Reynolds said no employee hours had been shortened and, optimistically, both wineries had seen “a decent amount of traffic” at the end of October, in part due to local visitorship.
The case has been similar at Pine Ridge Vineyards which, like HALL, WALT and Sattui’s wineries, also reopened Oct. 16. Though met with a “very, very quiet” week of sales and guests upon reopening, Beaulac also credited visitors from San Francisco and the greater Bay Area as having helped buoy the winery’s business as the weeks have progressed.
“What I’m seeing and hearing when I’m in the tasting room is a lot of people saying, ‘We want to come up, because we heard that’s what you’re supposed to do,’” he said. “The generosity just continues to amaze me.”
The local wine industry has in turn offered its own helping hand to the North Bay’s recovery, with many wineries donating their tasting fees and other funds to the fire relief efforts throughout the month of October, and in some cases beyond.
HALL and WALT wineries were among those donating tasting fees last month, while founders Craig and Kathryn Hall raised more than $500,000 through a matching campaign with Redwood Credit Union. Sattui’s wineries donated more than $100,000 to the relief efforts.
And while concerns over lukewarm visitorship continue to loom over winery business, optimistic overtones are also very much coursing through the industry.
Jen Locke, senior vice president of direct to consumer at Treasury Wine Estates, the Australia-based company that owns a cast of Napa Valley hallmarks, including Beaulieu Vineyard, Beringer, Sterling and Stag’s Leap Winery, said in a statement this week, “Our tasting rooms throughout the Valley are trending upward, especially the weekends.”
In Sonoma County, Treasury-owned Chateau St. Jean winery reopened for the first time last Saturday, and was greeted by a line of guests, Locke said. “We are without words for the outpouring of support and growing interest in visiting our tasting rooms has been very encouraging.”
Russ Joy, general manager at iconic Ste. Michelle-owned Stag’s Leap Wine Cellars, a close neighbor to Pine Ridge Vineyards, wrote in an email this week that the winery’s visitorship has also begun to recover, with weekend numbers improving in particular. “Our current weekend traffic is essentially the same as last year,” Joy wrote.
“Now, more than ever, we need wine lovers visiting the wineries, buying wines, dining at our local restaurants and staying at our local hotels,” he added.
Scott Goldie, co-owner of the Napa Valley Wine Train, which hosted a cast of Napa County political leaders and media for a luncheon last month to promote the region’s recovery, wrote in an email that while cancellations brought ridership down to 20 percent of normal numbers in October and have carried on into this month, the impact is lessened as visitorship tends to slow this time of year regardless.
Rider numbers have also improved notably over the weekends, Goldie wrote. “Longer term (into next year) we are very optimistic that the word will get out that Napa is back and better than ever and we will see a return to normalcy.”
Sattui offered a similarly hopeful outlook for the coming year, noting that “people maybe as the year progresses will come in greater numbers.

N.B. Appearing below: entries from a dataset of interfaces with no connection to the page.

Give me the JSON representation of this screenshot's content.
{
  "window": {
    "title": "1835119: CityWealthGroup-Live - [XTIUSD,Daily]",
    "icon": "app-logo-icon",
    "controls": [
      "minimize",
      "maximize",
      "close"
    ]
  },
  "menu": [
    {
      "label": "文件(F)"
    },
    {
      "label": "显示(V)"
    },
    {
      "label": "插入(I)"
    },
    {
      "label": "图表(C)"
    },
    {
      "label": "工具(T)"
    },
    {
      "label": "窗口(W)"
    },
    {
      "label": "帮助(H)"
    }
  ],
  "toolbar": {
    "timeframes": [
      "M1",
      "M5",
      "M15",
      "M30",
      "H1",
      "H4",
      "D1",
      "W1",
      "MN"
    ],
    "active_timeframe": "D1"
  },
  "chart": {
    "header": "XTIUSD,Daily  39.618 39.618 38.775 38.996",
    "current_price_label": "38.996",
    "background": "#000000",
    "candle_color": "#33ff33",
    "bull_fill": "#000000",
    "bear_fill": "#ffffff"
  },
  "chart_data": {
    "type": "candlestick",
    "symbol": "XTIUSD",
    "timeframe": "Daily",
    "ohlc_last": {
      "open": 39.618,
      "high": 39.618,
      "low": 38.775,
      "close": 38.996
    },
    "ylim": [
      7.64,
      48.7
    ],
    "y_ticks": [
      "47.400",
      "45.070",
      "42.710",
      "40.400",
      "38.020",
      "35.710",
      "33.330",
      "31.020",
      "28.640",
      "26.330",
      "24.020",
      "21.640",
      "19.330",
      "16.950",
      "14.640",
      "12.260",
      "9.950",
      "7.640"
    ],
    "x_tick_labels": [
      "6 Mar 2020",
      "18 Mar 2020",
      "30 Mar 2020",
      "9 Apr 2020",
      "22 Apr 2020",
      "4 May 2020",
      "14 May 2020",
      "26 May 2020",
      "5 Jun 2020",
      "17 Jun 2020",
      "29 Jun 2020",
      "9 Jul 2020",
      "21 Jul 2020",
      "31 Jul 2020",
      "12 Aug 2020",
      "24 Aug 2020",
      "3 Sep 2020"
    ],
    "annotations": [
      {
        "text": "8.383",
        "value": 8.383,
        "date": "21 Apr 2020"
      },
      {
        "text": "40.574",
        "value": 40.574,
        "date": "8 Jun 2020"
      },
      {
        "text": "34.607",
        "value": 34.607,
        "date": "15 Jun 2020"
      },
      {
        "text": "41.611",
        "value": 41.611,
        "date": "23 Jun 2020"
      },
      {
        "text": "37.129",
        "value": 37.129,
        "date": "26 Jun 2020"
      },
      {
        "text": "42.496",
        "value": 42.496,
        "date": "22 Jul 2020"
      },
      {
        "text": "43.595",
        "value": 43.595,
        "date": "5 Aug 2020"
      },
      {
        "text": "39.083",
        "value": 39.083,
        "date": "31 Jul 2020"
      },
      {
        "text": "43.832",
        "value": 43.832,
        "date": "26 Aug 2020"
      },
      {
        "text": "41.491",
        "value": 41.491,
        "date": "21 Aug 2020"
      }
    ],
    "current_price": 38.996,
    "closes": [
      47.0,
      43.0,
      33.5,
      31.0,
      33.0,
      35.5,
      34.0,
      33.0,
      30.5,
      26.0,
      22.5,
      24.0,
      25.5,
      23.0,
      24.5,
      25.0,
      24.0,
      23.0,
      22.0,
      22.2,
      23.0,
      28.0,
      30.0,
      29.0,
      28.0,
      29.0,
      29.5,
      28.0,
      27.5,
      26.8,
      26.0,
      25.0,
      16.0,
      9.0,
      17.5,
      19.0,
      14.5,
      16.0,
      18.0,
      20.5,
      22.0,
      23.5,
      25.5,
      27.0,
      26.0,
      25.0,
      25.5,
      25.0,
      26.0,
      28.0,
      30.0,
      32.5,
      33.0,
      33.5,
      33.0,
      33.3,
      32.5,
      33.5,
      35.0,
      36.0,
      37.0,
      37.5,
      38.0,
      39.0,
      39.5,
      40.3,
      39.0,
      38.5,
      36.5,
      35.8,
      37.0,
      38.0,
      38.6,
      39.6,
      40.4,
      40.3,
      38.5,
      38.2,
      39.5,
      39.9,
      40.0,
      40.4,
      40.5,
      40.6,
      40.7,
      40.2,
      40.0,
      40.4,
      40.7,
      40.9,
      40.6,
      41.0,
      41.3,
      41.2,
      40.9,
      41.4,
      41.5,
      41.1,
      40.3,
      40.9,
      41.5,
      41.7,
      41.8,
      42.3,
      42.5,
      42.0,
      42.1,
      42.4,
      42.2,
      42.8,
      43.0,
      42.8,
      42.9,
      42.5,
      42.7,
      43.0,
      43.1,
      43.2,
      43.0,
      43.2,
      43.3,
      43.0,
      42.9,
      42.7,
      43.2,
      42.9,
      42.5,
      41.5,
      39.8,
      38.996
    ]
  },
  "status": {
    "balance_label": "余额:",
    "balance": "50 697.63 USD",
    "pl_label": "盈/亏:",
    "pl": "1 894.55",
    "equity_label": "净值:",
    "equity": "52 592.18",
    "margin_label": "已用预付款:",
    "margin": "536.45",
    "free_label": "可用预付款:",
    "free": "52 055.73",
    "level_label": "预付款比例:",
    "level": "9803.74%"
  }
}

But I think it’s really next year sometime – the spring – before they really come back full force.”